[Photographer, b. 1917, San Francisco, d. 2015, Berkeley, California.]
Ansel [Adams] always jumped over the fence to photograph, walked past the garbage. He always looked to get an immaculate view, and I spent my life stepping back to include the garbage in my photographic view.
You have to bring to the photograph a prejudice about something, and I’m prejudiced against farmers who tie dead animals on fences. Therefore, I can make a meaningful photograph.
So many people are diverted to doing what people want photographed—fashion models, buildings, mountains—they get to thinking those photographs are good.
You know, you have to be an optimist, a pessimist, sarcastic and pleasant all at the same time to be a photographer.

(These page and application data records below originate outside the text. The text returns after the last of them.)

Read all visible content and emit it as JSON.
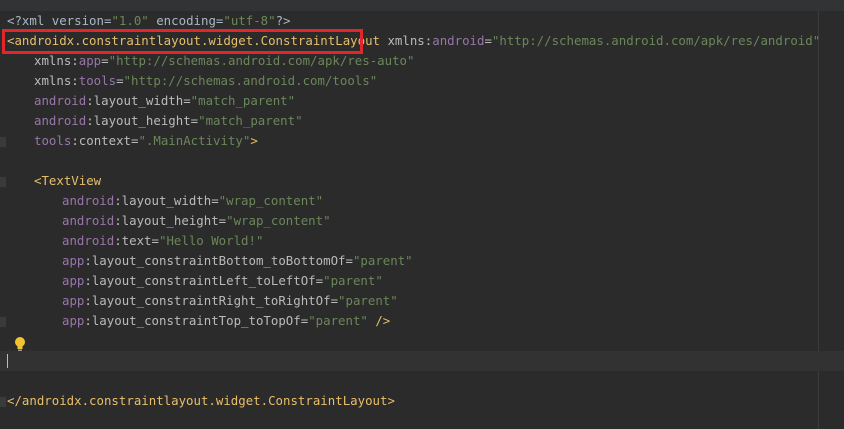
{
  "editor": {
    "lines": [
      {
        "id": "l1",
        "parts": [
          "<?",
          "xml version=",
          "\"1.0\"",
          " encoding=",
          "\"utf-8\"",
          "?>"
        ]
      },
      {
        "id": "l2",
        "parts": [
          "<androidx.constraintlayout.widget.ConstraintLayout",
          " ",
          "xmlns:",
          "android",
          "=",
          "\"http://schemas.android.com/apk/res/android\""
        ]
      },
      {
        "id": "l3",
        "parts": [
          "xmlns:",
          "app",
          "=",
          "\"http://schemas.android.com/apk/res-auto\""
        ]
      },
      {
        "id": "l4",
        "parts": [
          "xmlns:",
          "tools",
          "=",
          "\"http://schemas.android.com/tools\""
        ]
      },
      {
        "id": "l5",
        "parts": [
          "android",
          ":layout_width=",
          "\"match_parent\""
        ]
      },
      {
        "id": "l6",
        "parts": [
          "android",
          ":layout_height=",
          "\"match_parent\""
        ]
      },
      {
        "id": "l7",
        "parts": [
          "tools",
          ":context=",
          "\".MainActivity\"",
          ">"
        ]
      },
      {
        "id": "l8",
        "parts": [
          "<TextView"
        ]
      },
      {
        "id": "l9",
        "parts": [
          "android",
          ":layout_width=",
          "\"wrap_content\""
        ]
      },
      {
        "id": "l10",
        "parts": [
          "android",
          ":layout_height=",
          "\"wrap_content\""
        ]
      },
      {
        "id": "l11",
        "parts": [
          "android",
          ":text=",
          "\"Hello World!\""
        ]
      },
      {
        "id": "l12",
        "parts": [
          "app",
          ":layout_constraintBottom_toBottomOf=",
          "\"parent\""
        ]
      },
      {
        "id": "l13",
        "parts": [
          "app",
          ":layout_constraintLeft_toLeftOf=",
          "\"parent\""
        ]
      },
      {
        "id": "l14",
        "parts": [
          "app",
          ":layout_constraintRight_toRightOf=",
          "\"parent\""
        ]
      },
      {
        "id": "l15",
        "parts": [
          "app",
          ":layout_constraintTop_toTopOf=",
          "\"parent\"",
          " />"
        ]
      },
      {
        "id": "l16",
        "parts": [
          "</androidx.constraintlayout.widget.ConstraintLayout>"
        ]
      }
    ]
  },
  "colors": {
    "background": "#2b2b2b",
    "tag": "#e8bf6a",
    "namespace": "#9876aa",
    "attribute": "#bababa",
    "string_value": "#6a8759",
    "highlight_box": "#e3262b"
  },
  "icons": {
    "intention_bulb": "lightbulb-icon"
  }
}
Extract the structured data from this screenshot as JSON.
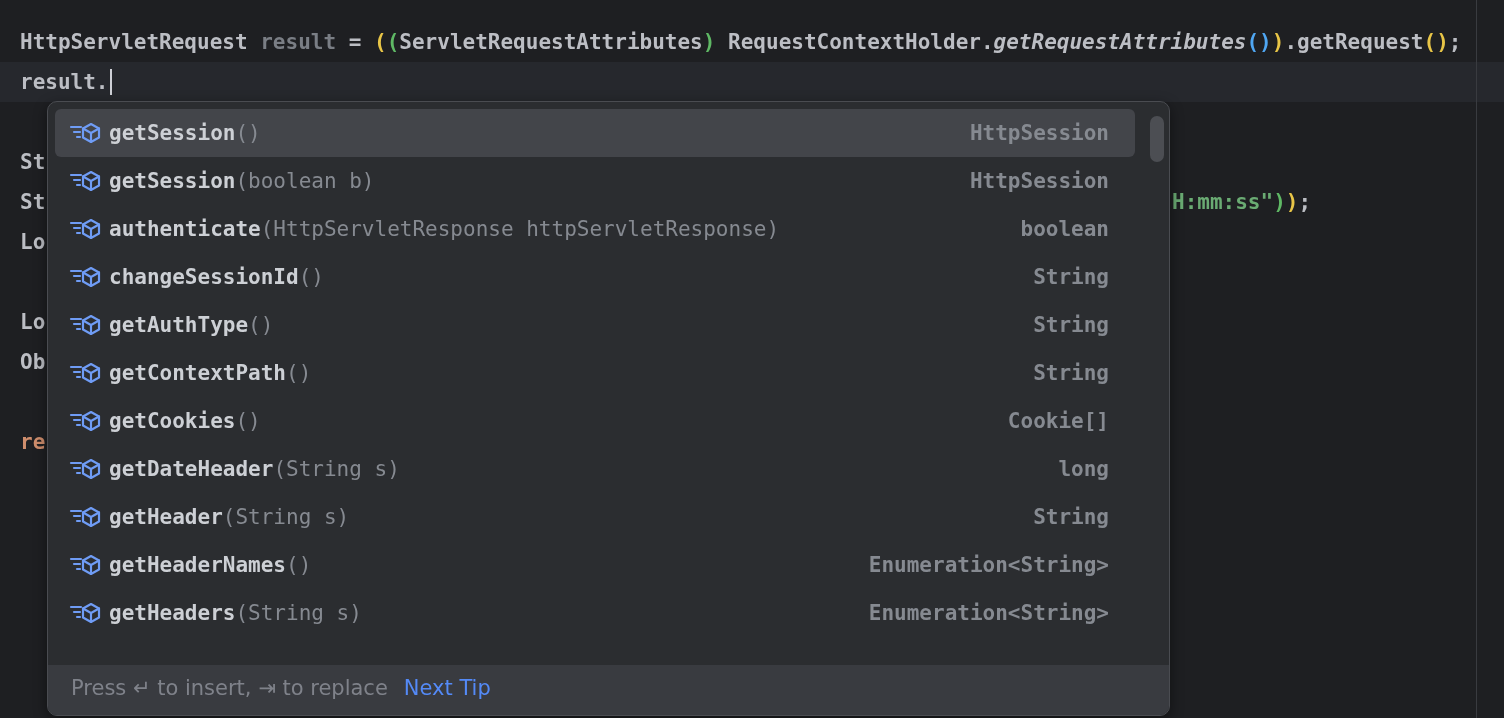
{
  "editor": {
    "lines": [
      {
        "caret": false,
        "tokens": [
          {
            "text": "HttpServletRequest ",
            "kind": "plain"
          },
          {
            "text": "result",
            "kind": "unused"
          },
          {
            "text": " = ",
            "kind": "plain"
          },
          {
            "text": "(",
            "kind": "bracket_gold"
          },
          {
            "text": "(",
            "kind": "bracket_green"
          },
          {
            "text": "ServletRequestAttributes",
            "kind": "plain"
          },
          {
            "text": ")",
            "kind": "bracket_green"
          },
          {
            "text": " RequestContextHolder.",
            "kind": "plain"
          },
          {
            "text": "getRequestAttributes",
            "kind": "static_call"
          },
          {
            "text": "()",
            "kind": "bracket_blue"
          },
          {
            "text": ")",
            "kind": "bracket_gold"
          },
          {
            "text": ".getRequest",
            "kind": "plain"
          },
          {
            "text": "()",
            "kind": "bracket_gold"
          },
          {
            "text": ";",
            "kind": "plain"
          }
        ]
      },
      {
        "caret": true,
        "tokens": [
          {
            "text": "result.",
            "kind": "plain"
          }
        ]
      },
      {
        "caret": false
      },
      {
        "caret": false,
        "tokens": [
          {
            "text": "St",
            "kind": "plain"
          }
        ]
      },
      {
        "caret": false,
        "tokens": [
          {
            "text": "St",
            "kind": "plain"
          }
        ],
        "tail": [
          {
            "text": "H:mm:ss\"",
            "kind": "string"
          },
          {
            "text": ")",
            "kind": "bracket_green"
          },
          {
            "text": ")",
            "kind": "bracket_gold"
          },
          {
            "text": ";",
            "kind": "plain"
          }
        ]
      },
      {
        "caret": false,
        "tokens": [
          {
            "text": "Lo",
            "kind": "plain"
          }
        ]
      },
      {
        "caret": false
      },
      {
        "caret": false,
        "tokens": [
          {
            "text": "Lo",
            "kind": "plain"
          }
        ]
      },
      {
        "caret": false,
        "tokens": [
          {
            "text": "Ob",
            "kind": "plain"
          }
        ]
      },
      {
        "caret": false
      },
      {
        "caret": false,
        "tokens": [
          {
            "text": "re",
            "kind": "keyword"
          }
        ]
      }
    ]
  },
  "completion": {
    "items": [
      {
        "name": "getSession",
        "params": "()",
        "type": "HttpSession",
        "selected": true
      },
      {
        "name": "getSession",
        "params": "(boolean b)",
        "type": "HttpSession",
        "selected": false
      },
      {
        "name": "authenticate",
        "params": "(HttpServletResponse httpServletResponse)",
        "type": "boolean",
        "selected": false
      },
      {
        "name": "changeSessionId",
        "params": "()",
        "type": "String",
        "selected": false
      },
      {
        "name": "getAuthType",
        "params": "()",
        "type": "String",
        "selected": false
      },
      {
        "name": "getContextPath",
        "params": "()",
        "type": "String",
        "selected": false
      },
      {
        "name": "getCookies",
        "params": "()",
        "type": "Cookie[]",
        "selected": false
      },
      {
        "name": "getDateHeader",
        "params": "(String s)",
        "type": "long",
        "selected": false
      },
      {
        "name": "getHeader",
        "params": "(String s)",
        "type": "String",
        "selected": false
      },
      {
        "name": "getHeaderNames",
        "params": "()",
        "type": "Enumeration<String>",
        "selected": false
      },
      {
        "name": "getHeaders",
        "params": "(String s)",
        "type": "Enumeration<String>",
        "selected": false
      }
    ],
    "footer": {
      "hint": "Press ↵ to insert, ⇥ to replace",
      "link": "Next Tip"
    }
  }
}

I have an abiding faith in the fact that time will change the value of photographs. What you see today may be so familiar to everyone that they don’t immediately appreciate or value it.

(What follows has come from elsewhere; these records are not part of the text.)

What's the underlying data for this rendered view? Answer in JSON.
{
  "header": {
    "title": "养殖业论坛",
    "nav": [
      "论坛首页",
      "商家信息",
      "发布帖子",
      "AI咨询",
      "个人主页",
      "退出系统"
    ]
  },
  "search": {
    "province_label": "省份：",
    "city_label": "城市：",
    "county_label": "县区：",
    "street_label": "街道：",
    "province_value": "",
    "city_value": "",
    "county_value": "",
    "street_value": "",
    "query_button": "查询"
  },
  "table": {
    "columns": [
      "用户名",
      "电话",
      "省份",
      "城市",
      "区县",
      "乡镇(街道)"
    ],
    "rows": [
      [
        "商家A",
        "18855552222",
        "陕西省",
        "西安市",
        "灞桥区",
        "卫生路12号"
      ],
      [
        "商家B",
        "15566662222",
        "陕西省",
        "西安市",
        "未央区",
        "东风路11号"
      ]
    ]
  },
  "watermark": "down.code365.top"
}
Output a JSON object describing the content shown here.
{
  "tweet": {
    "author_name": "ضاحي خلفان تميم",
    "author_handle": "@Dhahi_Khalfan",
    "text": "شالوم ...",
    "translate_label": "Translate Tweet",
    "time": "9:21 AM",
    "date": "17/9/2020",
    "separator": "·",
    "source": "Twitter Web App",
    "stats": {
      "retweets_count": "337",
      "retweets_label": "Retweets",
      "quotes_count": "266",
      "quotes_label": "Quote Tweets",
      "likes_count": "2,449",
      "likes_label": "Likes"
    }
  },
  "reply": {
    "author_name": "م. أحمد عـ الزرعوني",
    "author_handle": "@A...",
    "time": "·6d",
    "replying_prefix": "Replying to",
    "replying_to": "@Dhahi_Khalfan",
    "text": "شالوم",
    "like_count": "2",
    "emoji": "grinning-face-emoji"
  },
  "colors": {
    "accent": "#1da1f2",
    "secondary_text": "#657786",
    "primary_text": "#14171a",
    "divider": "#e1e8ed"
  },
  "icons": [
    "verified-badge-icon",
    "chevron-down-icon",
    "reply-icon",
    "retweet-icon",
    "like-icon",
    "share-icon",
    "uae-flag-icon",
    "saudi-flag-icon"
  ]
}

I never think of myself as an artist. I think of myself as making a point.
Edward [Weston] was the first artist—and I don’t use the word lightly—to make a living doing art photography. Other photographers did commercial work, or worked for the government.

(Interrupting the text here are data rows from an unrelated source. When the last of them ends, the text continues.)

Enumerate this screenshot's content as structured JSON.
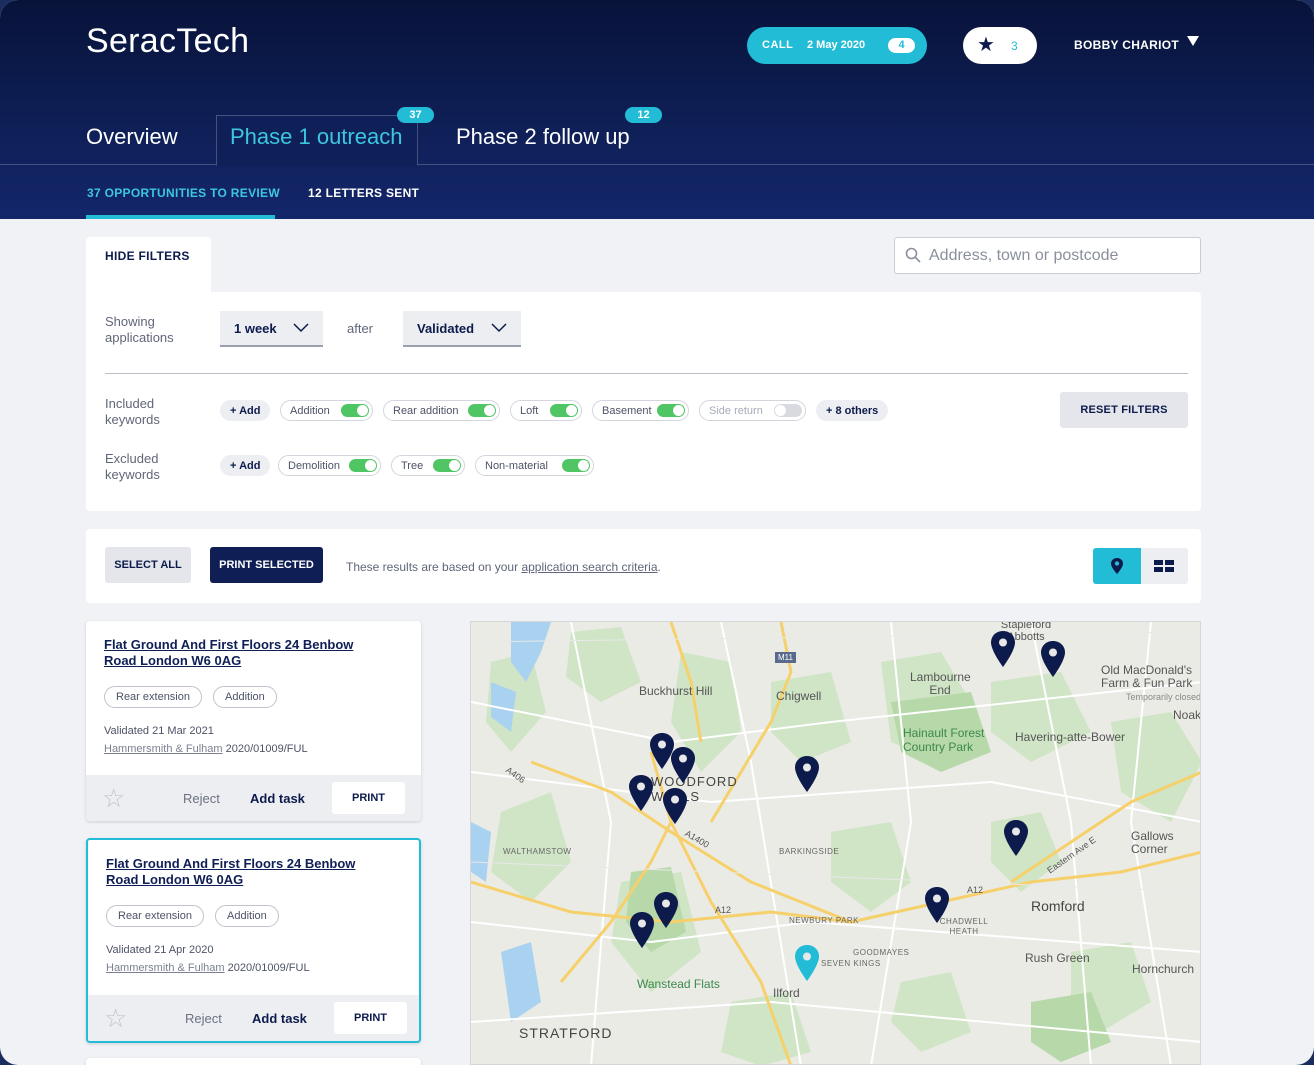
{
  "app": {
    "brand": "SeracTech"
  },
  "header": {
    "call_label": "CALL",
    "call_date": "2 May 2020",
    "call_count": "4",
    "favourites_count": "3",
    "user_name": "BOBBY CHARIOT"
  },
  "tabs": [
    {
      "label": "Overview",
      "badge": ""
    },
    {
      "label": "Phase 1 outreach",
      "badge": "37"
    },
    {
      "label": "Phase 2 follow up",
      "badge": "12"
    }
  ],
  "subnav": {
    "opportunities": "37 OPPORTUNITIES TO REVIEW",
    "letters": "12 LETTERS SENT"
  },
  "search": {
    "placeholder": "Address, town or postcode"
  },
  "filters": {
    "hide_label": "HIDE FILTERS",
    "showing_label": "Showing applications",
    "period": "1 week",
    "after_label": "after",
    "status": "Validated",
    "included_label": "Included keywords",
    "excluded_label": "Excluded keywords",
    "add_label": "+ Add",
    "included": [
      {
        "label": "Addition",
        "on": true
      },
      {
        "label": "Rear addition",
        "on": true
      },
      {
        "label": "Loft",
        "on": true
      },
      {
        "label": "Basement",
        "on": true
      },
      {
        "label": "Side return",
        "on": false
      }
    ],
    "more_label": "+ 8 others",
    "excluded": [
      {
        "label": "Demolition",
        "on": true
      },
      {
        "label": "Tree",
        "on": true
      },
      {
        "label": "Non-material",
        "on": true
      }
    ],
    "reset_label": "RESET FILTERS"
  },
  "actions": {
    "select_all": "SELECT ALL",
    "print_selected": "PRINT SELECTED",
    "note_prefix": "These results are based on your ",
    "note_link": "application search criteria",
    "note_suffix": "."
  },
  "cards": [
    {
      "title": "Flat Ground And First Floors 24 Benbow Road London W6 0AG",
      "tags": [
        "Rear extension",
        "Addition"
      ],
      "validated": "Validated 21 Mar 2021",
      "council": "Hammersmith & Fulham",
      "ref": " 2020/01009/FUL",
      "reject": "Reject",
      "add_task": "Add task",
      "print": "PRINT"
    },
    {
      "title": "Flat Ground And First Floors 24 Benbow Road London W6 0AG",
      "tags": [
        "Rear extension",
        "Addition"
      ],
      "validated": "Validated 21 Apr 2020",
      "council": "Hammersmith & Fulham",
      "ref": " 2020/01009/FUL",
      "reject": "Reject",
      "add_task": "Add task",
      "print": "PRINT"
    }
  ],
  "map": {
    "labels": {
      "buckhurst": "Buckhurst Hill",
      "chigwell": "Chigwell",
      "lambourne": "Lambourne End",
      "stapleford": "Stapleford Abbotts",
      "oldmac": "Old MacDonald's Farm & Fun Park",
      "oldmac_note": "Temporarily closed",
      "noak": "Noak H",
      "hainault": "Hainault Forest Country Park",
      "havering": "Havering-atte-Bower",
      "woodford": "WOODFORD WELLS",
      "walthamstow": "WALTHAMSTOW",
      "barkingside": "BARKINGSIDE",
      "gallows": "Gallows Corner",
      "romford": "Romford",
      "newbury": "NEWBURY PARK",
      "chadwell": "CHADWELL HEATH",
      "goodmayes": "GOODMAYES",
      "sevenkings": "SEVEN KINGS",
      "rushgreen": "Rush Green",
      "hornchurch": "Hornchurch",
      "wanstead": "Wanstead Flats",
      "ilford": "Ilford",
      "stratford": "STRATFORD",
      "m11": "M11",
      "a12": "A12",
      "a406": "A406",
      "a1400": "A1400",
      "eastern": "Eastern Ave E"
    }
  },
  "colors": {
    "navy": "#0f1f56",
    "accent": "#23bcd6",
    "toggle_on": "#4fc563"
  }
}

Photography is a life of learning. That’s all I want from photography. I don’t want the money. I don’t need the fame. I don’t need the admiration. I’d like all of those things, but I don’t need them. Because what I get from photographing is learning. I have spent my life learning by looking through a lens.